In a movie landscape dotted with such heavy-on-the-boy themes as Iron Man and Speed Racer, the first American Girl feature film looms as a breath of fresh girl-powered fun. The first feature film based upon the popular American Girls book series is set in Cincinnati in 1934, the heart of the Great Depression. The story is sweet, funny, sad and a perfect family film. It is also a great antidote to a hot summer afternoon.
The sets and costumes are perfectly replicated and my daughters, who attended the screening with me, were fascinated by the old-fashioned cars, feed sack dresses, and roller skates that tied on.
While chatting with journalists in New York, Oscar nominee Abigail Breslin, who stars as Kit Kittredge, related: “What surprised me most was the typewriter. I said where is the screen?” Miss Breslin’s portrayal of a resourceful and spunky young girl whose main ambition is to become a reporter is wonderful. She brings her sense of playfulness to the role and skillfully shows us Kit’s compassion for the people around her. Kit uses her skills of observation and copious note-taking to solve a mystery that baffles police and, in the process, helps to save her home.
Miss Breslin has been acting since age 3, when she appeared in a Toys R Us commercial. She had great success when director M. Night Shyamalan found her and cast her at age 5 as Mel Gibson’s youngest daughter in Signs. She became the fourth youngest nominee when she garnered an Oscar nod for Little Miss Sunshine in 2006, and she recently shared billing with Jodie Foster in Nim’s Island (2008).
When asked about researching the role, Miss Breslin told reporters that she spoke to her grandmother who lived through the depression. “She told me about people losing their jobs and homes. She even wore the same kind of rollers skates that were in the movie.”
“It was really sad,” observed eleven-year-old Madison Davenport, who plays Kit’s best friend Ruthie, of her research into the Great Depression, “to think that people had to leave their houses and get rid of everything they owned. ”
The film does justice to the time period and there is no glossing over or dumbing down of the tragedy and hardship endured by people in 1934. Bread lines, hobos, homeless friends and foreclosure signs are all part of the story. For all that, though, this is a movie filled with hope and joy. It is about family and friends and compassion and trust.
When her nose for news compels Kit to befriend a pair of young hobos, Will (Max Thierot) and Countee (Willow Smith), willing to trade work for meals, she sets in motion the means to discover who has been behind the crime wave sweeping the city. When her father loses his business and must leave town to seek work elsewhere, Kit and her mother (Julia Ormond) are left on their own and Kit’s household responsibilities increase as they are reduced to taking in boarders in order to keep their home.
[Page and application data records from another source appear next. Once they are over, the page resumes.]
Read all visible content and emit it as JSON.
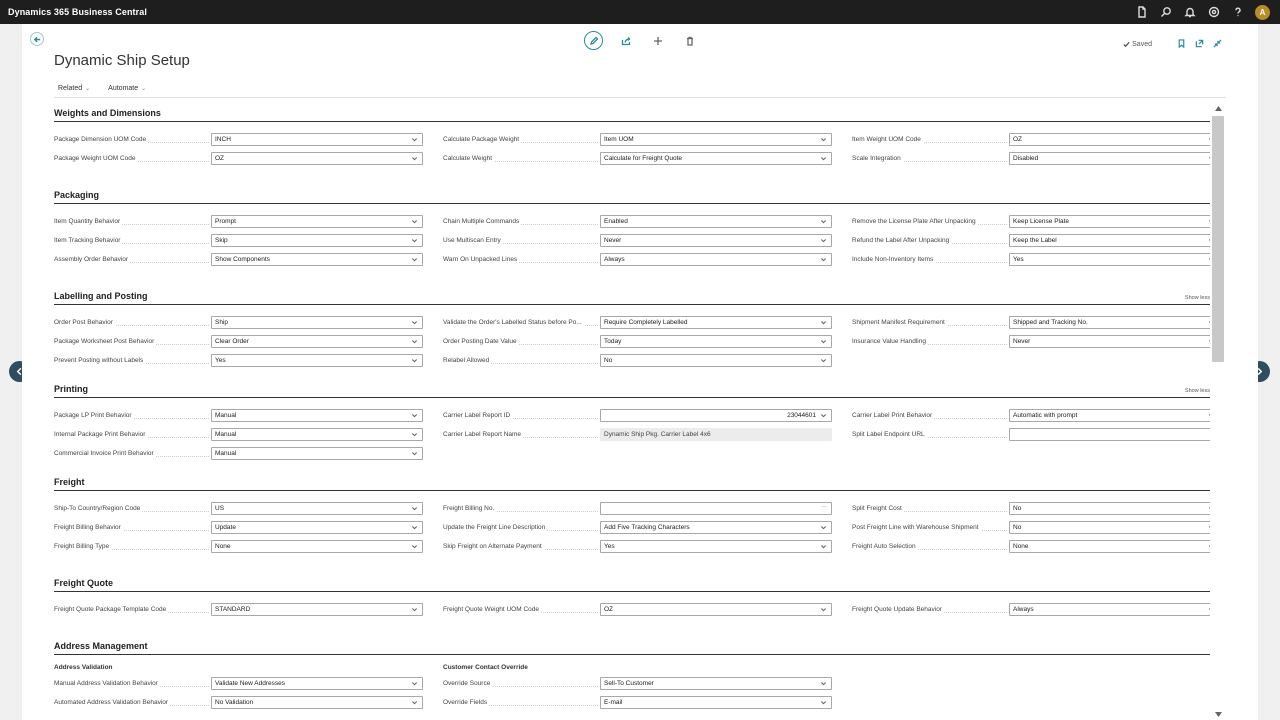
{
  "app": {
    "title": "Dynamics 365 Business Central",
    "avatar_initial": "A"
  },
  "page": {
    "title": "Dynamic Ship Setup",
    "saved_label": "Saved",
    "menu": [
      {
        "label": "Related"
      },
      {
        "label": "Automate"
      }
    ]
  },
  "icons": {
    "top": [
      "document-icon",
      "search-icon",
      "bell-icon",
      "settings-icon",
      "help-icon"
    ],
    "actions": [
      "edit-icon",
      "share-icon",
      "new-icon",
      "delete-icon"
    ]
  },
  "sections": {
    "weights": {
      "title": "Weights and Dimensions",
      "cols": [
        [
          {
            "label": "Package Dimension UOM Code",
            "value": "INCH"
          },
          {
            "label": "Package Weight UOM Code",
            "value": "OZ"
          }
        ],
        [
          {
            "label": "Calculate Package Weight",
            "value": "Item UOM"
          },
          {
            "label": "Calculate Weight",
            "value": "Calculate for Freight Quote"
          }
        ],
        [
          {
            "label": "Item Weight UOM Code",
            "value": "OZ"
          },
          {
            "label": "Scale Integration",
            "value": "Disabled"
          }
        ]
      ]
    },
    "packaging": {
      "title": "Packaging",
      "cols": [
        [
          {
            "label": "Item Quantity Behavior",
            "value": "Prompt"
          },
          {
            "label": "Item Tracking Behavior",
            "value": "Skip"
          },
          {
            "label": "Assembly Order Behavior",
            "value": "Show Components"
          }
        ],
        [
          {
            "label": "Chain Multiple Commands",
            "value": "Enabled"
          },
          {
            "label": "Use Multiscan Entry",
            "value": "Never"
          },
          {
            "label": "Warn On Unpacked Lines",
            "value": "Always"
          }
        ],
        [
          {
            "label": "Remove the License Plate After Unpacking",
            "value": "Keep License Plate"
          },
          {
            "label": "Refund the Label After Unpacking",
            "value": "Keep the Label"
          },
          {
            "label": "Include Non-Inventory Items",
            "value": "Yes"
          }
        ]
      ]
    },
    "labelling": {
      "title": "Labelling and Posting",
      "show_less": "Show less",
      "cols": [
        [
          {
            "label": "Order Post Behavior",
            "value": "Ship"
          },
          {
            "label": "Package Worksheet Post Behavior",
            "value": "Clear Order"
          },
          {
            "label": "Prevent Posting without Labels",
            "value": "Yes"
          }
        ],
        [
          {
            "label": "Validate the Order's Labelled Status before Po...",
            "value": "Require Completely Labelled"
          },
          {
            "label": "Order Posting Date Value",
            "value": "Today"
          },
          {
            "label": "Relabel Allowed",
            "value": "No"
          }
        ],
        [
          {
            "label": "Shipment Manifest Requirement",
            "value": "Shipped and Tracking No."
          },
          {
            "label": "Insurance Value Handling",
            "value": "Never"
          }
        ]
      ]
    },
    "printing": {
      "title": "Printing",
      "show_less": "Show less",
      "cols": [
        [
          {
            "label": "Package LP Print Behavior",
            "value": "Manual"
          },
          {
            "label": "Internal Package Print Behavior",
            "value": "Manual"
          },
          {
            "label": "Commercial Invoice Print Behavior",
            "value": "Manual"
          }
        ],
        [
          {
            "label": "Carrier Label Report ID",
            "value": "23044601"
          },
          {
            "label": "Carrier Label Report Name",
            "value": "Dynamic Ship Pkg. Carrier Label 4x6"
          }
        ],
        [
          {
            "label": "Carrier Label Print Behavior",
            "value": "Automatic with prompt"
          },
          {
            "label": "Split Label Endpoint URL",
            "value": ""
          }
        ]
      ]
    },
    "freight": {
      "title": "Freight",
      "cols": [
        [
          {
            "label": "Ship-To Country/Region Code",
            "value": "US"
          },
          {
            "label": "Freight Billing Behavior",
            "value": "Update"
          },
          {
            "label": "Freight Billing Type",
            "value": "None"
          }
        ],
        [
          {
            "label": "Freight Billing No.",
            "value": ""
          },
          {
            "label": "Update the Freight Line Description",
            "value": "Add Five Tracking Characters"
          },
          {
            "label": "Skip Freight on Alternate Payment",
            "value": "Yes"
          }
        ],
        [
          {
            "label": "Split Freight Cost",
            "value": "No"
          },
          {
            "label": "Post Freight Line with Warehouse Shipment",
            "value": "No"
          },
          {
            "label": "Freight Auto Selection",
            "value": "None"
          }
        ]
      ]
    },
    "freight_quote": {
      "title": "Freight Quote",
      "cols": [
        [
          {
            "label": "Freight Quote Package Template Code",
            "value": "STANDARD"
          }
        ],
        [
          {
            "label": "Freight Quote Weight UOM Code",
            "value": "OZ"
          }
        ],
        [
          {
            "label": "Freight Quote Update Behavior",
            "value": "Always"
          }
        ]
      ]
    },
    "address": {
      "title": "Address Management",
      "sub1": "Address Validation",
      "sub2": "Customer Contact Override",
      "cols": [
        [
          {
            "label": "Manual Address Validation Behavior",
            "value": "Validate New Addresses"
          },
          {
            "label": "Automated Address Validation Behavior",
            "value": "No Validation"
          }
        ],
        [
          {
            "label": "Override Source",
            "value": "Sell-To Customer"
          },
          {
            "label": "Override Fields",
            "value": "E-mail"
          }
        ]
      ]
    }
  }
}
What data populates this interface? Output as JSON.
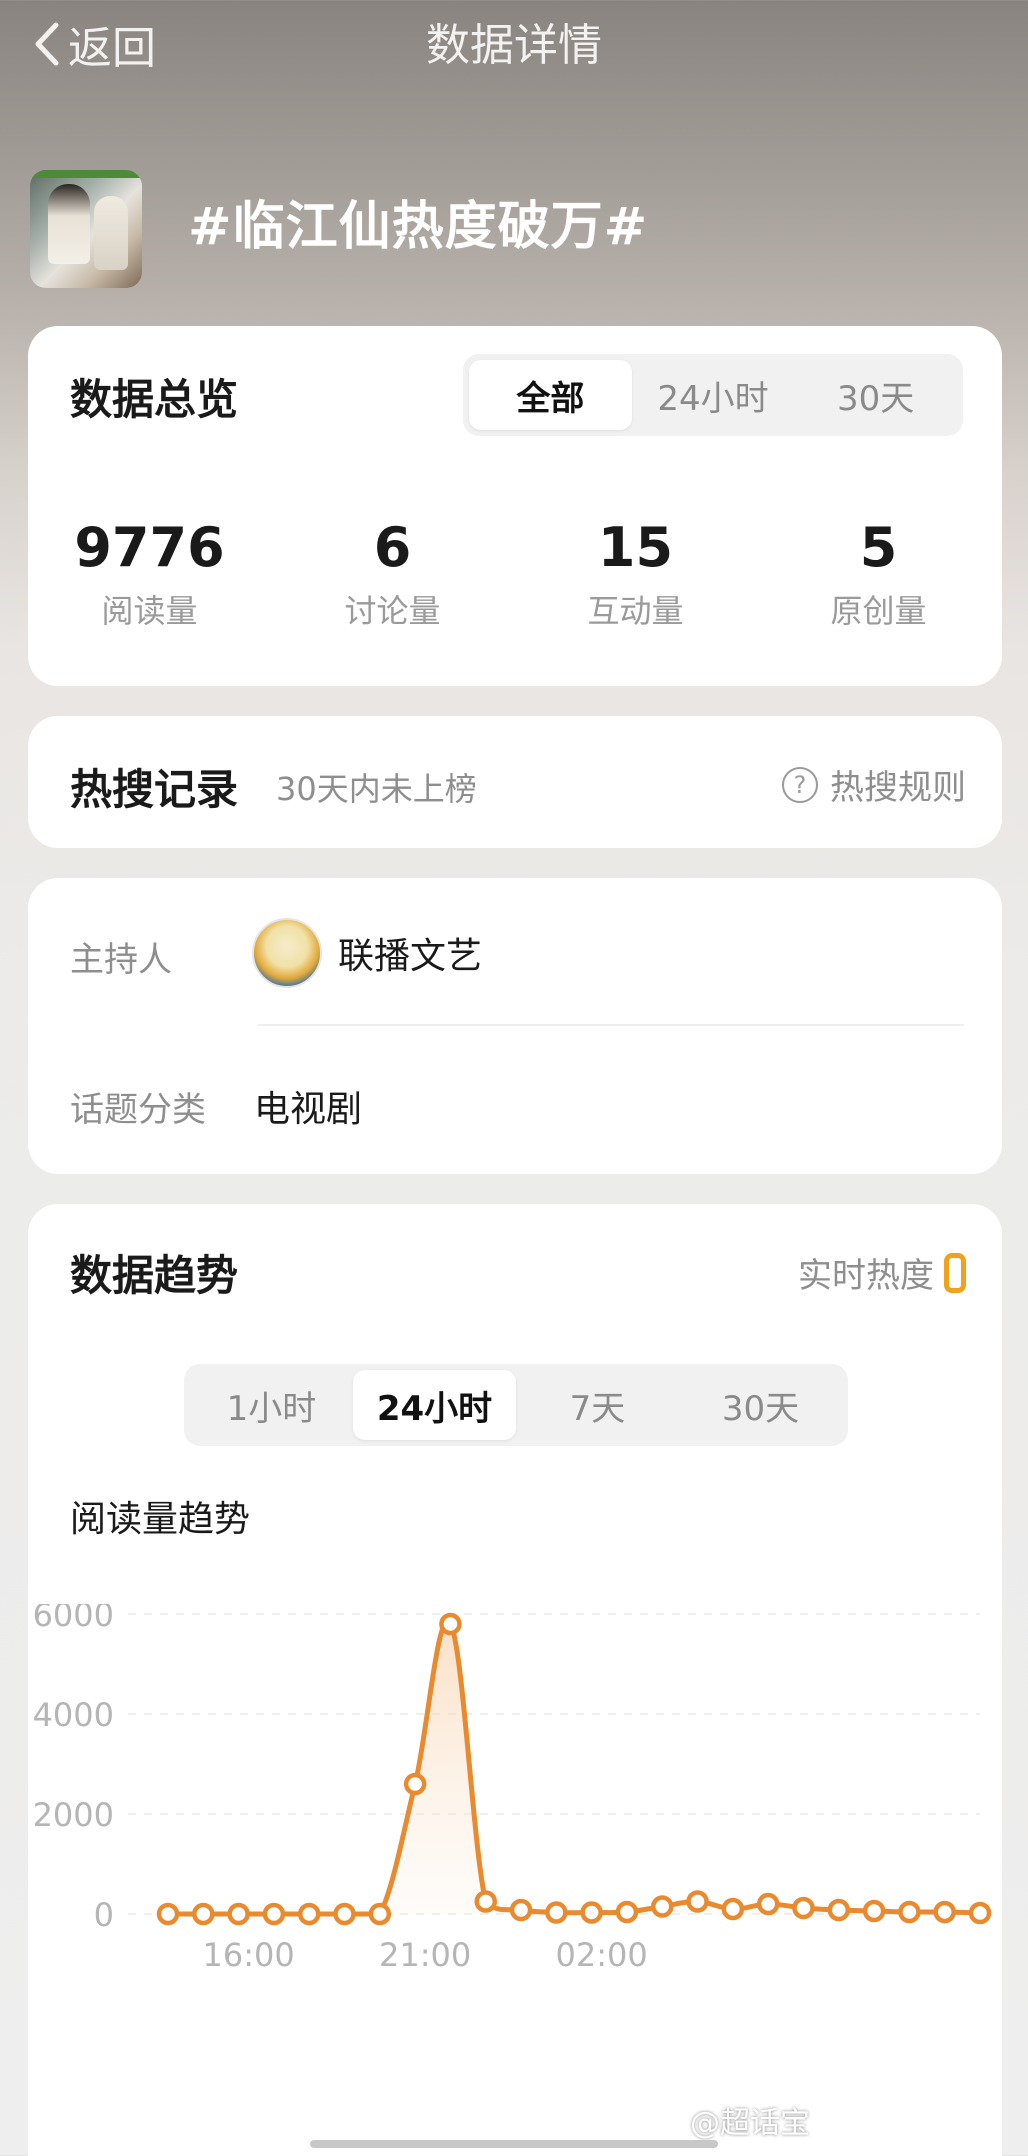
{
  "header": {
    "back_label": "返回",
    "title": "数据详情"
  },
  "topic": {
    "title": "#临江仙热度破万#"
  },
  "overview": {
    "title": "数据总览",
    "tabs": [
      "全部",
      "24小时",
      "30天"
    ],
    "active_tab": "全部",
    "stats": [
      {
        "value": "9776",
        "label": "阅读量"
      },
      {
        "value": "6",
        "label": "讨论量"
      },
      {
        "value": "15",
        "label": "互动量"
      },
      {
        "value": "5",
        "label": "原创量"
      }
    ]
  },
  "hot_search": {
    "title": "热搜记录",
    "subtitle": "30天内未上榜",
    "rule_label": "热搜规则"
  },
  "info": {
    "host_label": "主持人",
    "host_name": "联播文艺",
    "category_label": "话题分类",
    "category_value": "电视剧"
  },
  "trend": {
    "title": "数据趋势",
    "realtime_label": "实时热度",
    "tabs": [
      "1小时",
      "24小时",
      "7天",
      "30天"
    ],
    "active_tab": "24小时",
    "chart_title": "阅读量趋势"
  },
  "watermark": "@超话宝",
  "colors": {
    "accent": "#f0a21e",
    "line": "#e98a2e"
  },
  "chart_data": {
    "type": "area",
    "title": "阅读量趋势",
    "xlabel": "",
    "ylabel": "",
    "ylim": [
      0,
      6000
    ],
    "yticks": [
      0,
      2000,
      4000,
      6000
    ],
    "xticks": [
      "16:00",
      "21:00",
      "02:00"
    ],
    "x": [
      "14:00",
      "15:00",
      "16:00",
      "17:00",
      "18:00",
      "19:00",
      "20:00",
      "21:00",
      "22:00",
      "23:00",
      "00:00",
      "01:00",
      "02:00",
      "03:00",
      "04:00",
      "05:00",
      "06:00",
      "07:00",
      "08:00",
      "09:00",
      "10:00",
      "11:00",
      "12:00",
      "13:00"
    ],
    "series": [
      {
        "values": [
          0,
          0,
          0,
          0,
          0,
          0,
          0,
          2600,
          5800,
          250,
          80,
          30,
          30,
          40,
          150,
          250,
          100,
          200,
          120,
          80,
          60,
          40,
          40,
          20
        ]
      }
    ],
    "grid": true
  }
}
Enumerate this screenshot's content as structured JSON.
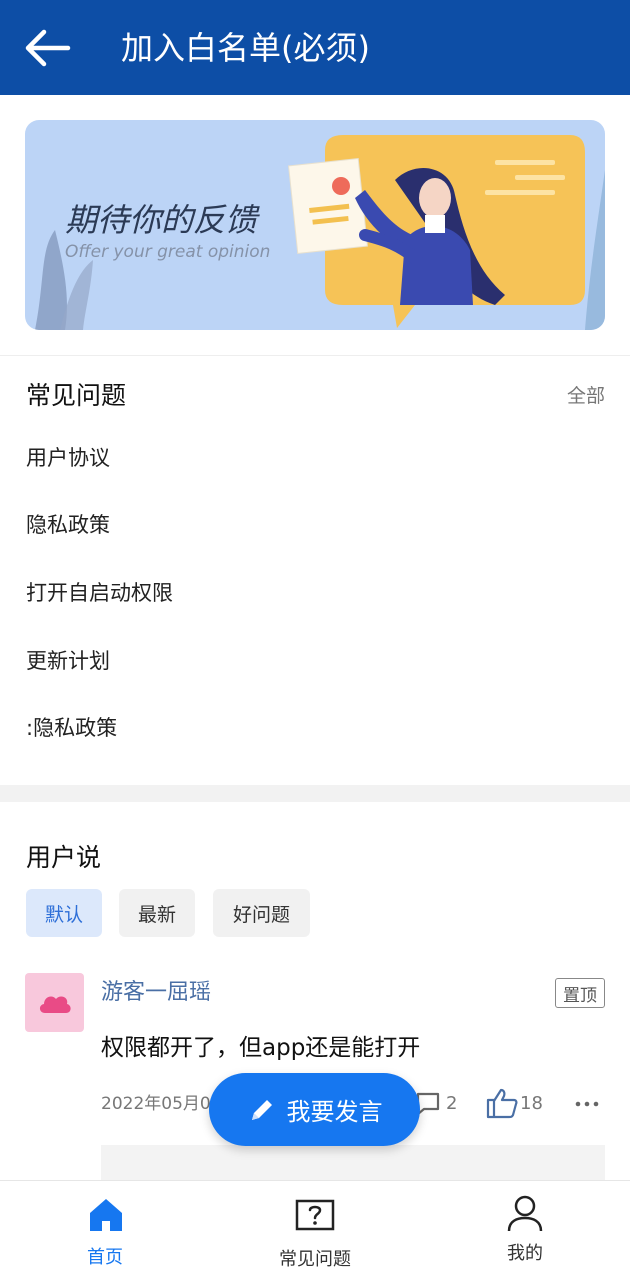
{
  "header": {
    "title": "加入白名单(必须)"
  },
  "banner": {
    "title": "期待你的反馈",
    "subtitle": "Offer your great opinion"
  },
  "faq": {
    "heading": "常见问题",
    "all_label": "全部",
    "items": [
      "用户协议",
      "隐私政策",
      "打开自启动权限",
      "更新计划",
      ":隐私政策"
    ]
  },
  "user_says": {
    "heading": "用户说",
    "tabs": [
      "默认",
      "最新",
      "好问题"
    ],
    "active_tab": "默认"
  },
  "post": {
    "author": "游客一屈瑶",
    "pin_label": "置顶",
    "content": "权限都开了，但app还是能打开",
    "date": "2022年05月0",
    "comment_count": "2",
    "like_count": "18"
  },
  "fab": {
    "label": "我要发言"
  },
  "bottom_nav": [
    {
      "label": "首页",
      "icon": "home-icon",
      "active": true
    },
    {
      "label": "常见问题",
      "icon": "question-icon",
      "active": false
    },
    {
      "label": "我的",
      "icon": "user-icon",
      "active": false
    }
  ],
  "colors": {
    "header": "#0d4ea6",
    "accent": "#1677f0",
    "banner_bg": "#bcd4f6"
  }
}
The boarders are a diverse group, Miss Dooley the dance instructor (Jane Krakowski), Jefferson Berk the musician (Stanley Tucci), Miss Bond the ditzy librarian (Joan Cusak) and Kit’s friend Sterling (Zach Mills) and his mother (Glenne Headly). The cast had great chemistry and each member brought something special to the project.
Taking your family to see this film will spark some conversation with your children, as it did with mine, about the importance of family over things. In the present economy, you can hardly fail to make comparisons and Kit’s mother’s adage of “Use it up, wear it out; make do or do without.” is one that can be taken to heart as easily in 2008 as in 1936.
Kit Kittredge, An American Girl is a family film that is actually worth the price of the ticket. These days that’s saying something.